You can prune them back anytime from now to spring. Looking at your plant, you can give it a light prune down to half its current height to encourage branching out more, If not, you will have it shoot upwards with a few spindly sticks. A yearly prune should be enough. But you can cut off small branches throughout the season for flower arrangements.
Last edited: 14 January 2018 23:22:36
14 Jan 2018 22:46
There are many shrubs that respond well to pleaching/shaping to the way you want. Both Hornbeam and Beech hold their leaves well in the winter time so are classic candidates for the job you want. I like Cotoneaster Lacteus and Franchetii, and think they'll do a great job of what you need. Formal shaping or loose form, but they all need pruning and shaping carefully. Cotoneaster Cornubia is probably more graceful in a tree form if you have the space.
14 Jan 2018 22:24
A sunken pot could be an idea if you want to try to restrict the roots and slow down the growth. If you want to keep them bushy and act as a screen, then you should prune them down often to keep the foliage in juvenile form. If not, you will just have thin rods with minimal foliage low down because the plant wants to be a tree. Looking at your photo, the garden fence looks quite low, so I think, re-pot into a larger size pot and sink the pot into the soil.
Last edited: 14 January 2018 22:26:33
13 Jan 2018 12:00
Any chance you could post a photo of this? Doesn't sound like any issue other than a push for growth in warmer temperatures and sometimes leaves are not green until they mature more. Brown tips can sometimes indicate cold drying winds affecting young shoots, but again, all part of growing conditions.
Last edited: 13 January 2018 12:01:10
13 Jan 2018 11:47
Laguna343, I can see another bud to the right side. In my opinion, that is not too far down. You have another 2 buds after that. I don't think it is worth risking to keep a tear like that. It's a young tree, so less likely to fend for itself should there be a fungal infection. As you said, using a very sharp smooth edge knife, make a fast clean cut at a slant if you can't wait for repairing your secatuers.
13 Jan 2018 11:35

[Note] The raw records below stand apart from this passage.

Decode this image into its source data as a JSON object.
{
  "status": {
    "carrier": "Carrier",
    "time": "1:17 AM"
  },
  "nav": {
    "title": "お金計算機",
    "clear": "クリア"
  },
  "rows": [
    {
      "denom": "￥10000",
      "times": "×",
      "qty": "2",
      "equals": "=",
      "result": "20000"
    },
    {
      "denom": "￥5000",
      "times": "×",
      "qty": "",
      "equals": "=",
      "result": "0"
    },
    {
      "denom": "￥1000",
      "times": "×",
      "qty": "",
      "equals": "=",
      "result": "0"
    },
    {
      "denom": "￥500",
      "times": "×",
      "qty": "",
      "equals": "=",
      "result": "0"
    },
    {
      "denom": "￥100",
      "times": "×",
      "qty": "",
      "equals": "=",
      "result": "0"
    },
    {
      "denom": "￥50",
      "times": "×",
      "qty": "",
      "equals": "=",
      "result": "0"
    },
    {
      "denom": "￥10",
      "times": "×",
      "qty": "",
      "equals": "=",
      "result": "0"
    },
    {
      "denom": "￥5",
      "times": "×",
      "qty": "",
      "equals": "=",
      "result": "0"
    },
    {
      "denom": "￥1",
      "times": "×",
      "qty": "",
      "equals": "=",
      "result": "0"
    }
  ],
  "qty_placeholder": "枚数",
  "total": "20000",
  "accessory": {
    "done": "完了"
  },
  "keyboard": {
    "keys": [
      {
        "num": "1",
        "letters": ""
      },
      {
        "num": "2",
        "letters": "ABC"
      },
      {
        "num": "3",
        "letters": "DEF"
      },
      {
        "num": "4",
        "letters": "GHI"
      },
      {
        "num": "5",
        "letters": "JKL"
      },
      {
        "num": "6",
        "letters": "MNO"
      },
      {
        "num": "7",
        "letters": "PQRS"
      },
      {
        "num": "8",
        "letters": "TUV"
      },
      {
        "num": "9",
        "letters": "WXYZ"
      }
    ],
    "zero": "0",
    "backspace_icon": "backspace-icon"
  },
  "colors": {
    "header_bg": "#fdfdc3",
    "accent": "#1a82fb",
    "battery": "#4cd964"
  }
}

For many of them too early. I'm sowing cornflower around the first week in March and I'm based in the south. You can try Lychnis Coronaria now but I think it's best to keep them with cool steady temperatures, so if the greenhouse gets too warm, move them outside to a warm wall to keep the surroundings consistent with minimal fluctuation of temperatures.
Last edited: 13 January 2018 11:36:14
11 Jan 2018 18:30
Beautiful photos in winter already. On your raised flatter ground, you might want to form a wind break hedge on the upper parts. These areas, once protected will allow you to plant more sheltered plants. That could be a working kitchen garden, a herb garden, or even a formal knot garden. It's all a matter of how much time you have or are willing to give and how you will use it. You aleady have nice contours with soft undulations which allows for long sweeping borders for mixed planting with shrubs and smaller trees.
On a scale like that you either have to approach it bit by bit or start by mapping out the more permanent structures like trees and shrubs, then perennials and annuals another year. You can afford to theme your areas if you are really into gardening already. Example, grass borders, cutting garden, wild garden, orchards etc. Lucky you....
Last edited: 11 January 2018 18:32:10
11 Jan 2018 18:15
What is the orientation on that border? I think you need to be more generous on that border and dig into your lawn by another 2 feet. This allows you more space to grow some shrubs but also, increase the height on your side of the fence with some kind of lattice that allows you to grow climbers upwards. If you have a west facing or south facing wall there, try Solanum Crispum Glasnevin. Fairly fast growing and arching/lax habit that is semi evergreen in protected sites and plenty of colour in the summer months. Can be wall trained to cover vast areas. If you have a north or east wall, I recommend Pileostegia Viburnoides. Very easy to control and is self clinging.
Last edited: 11 January 2018 18:19:07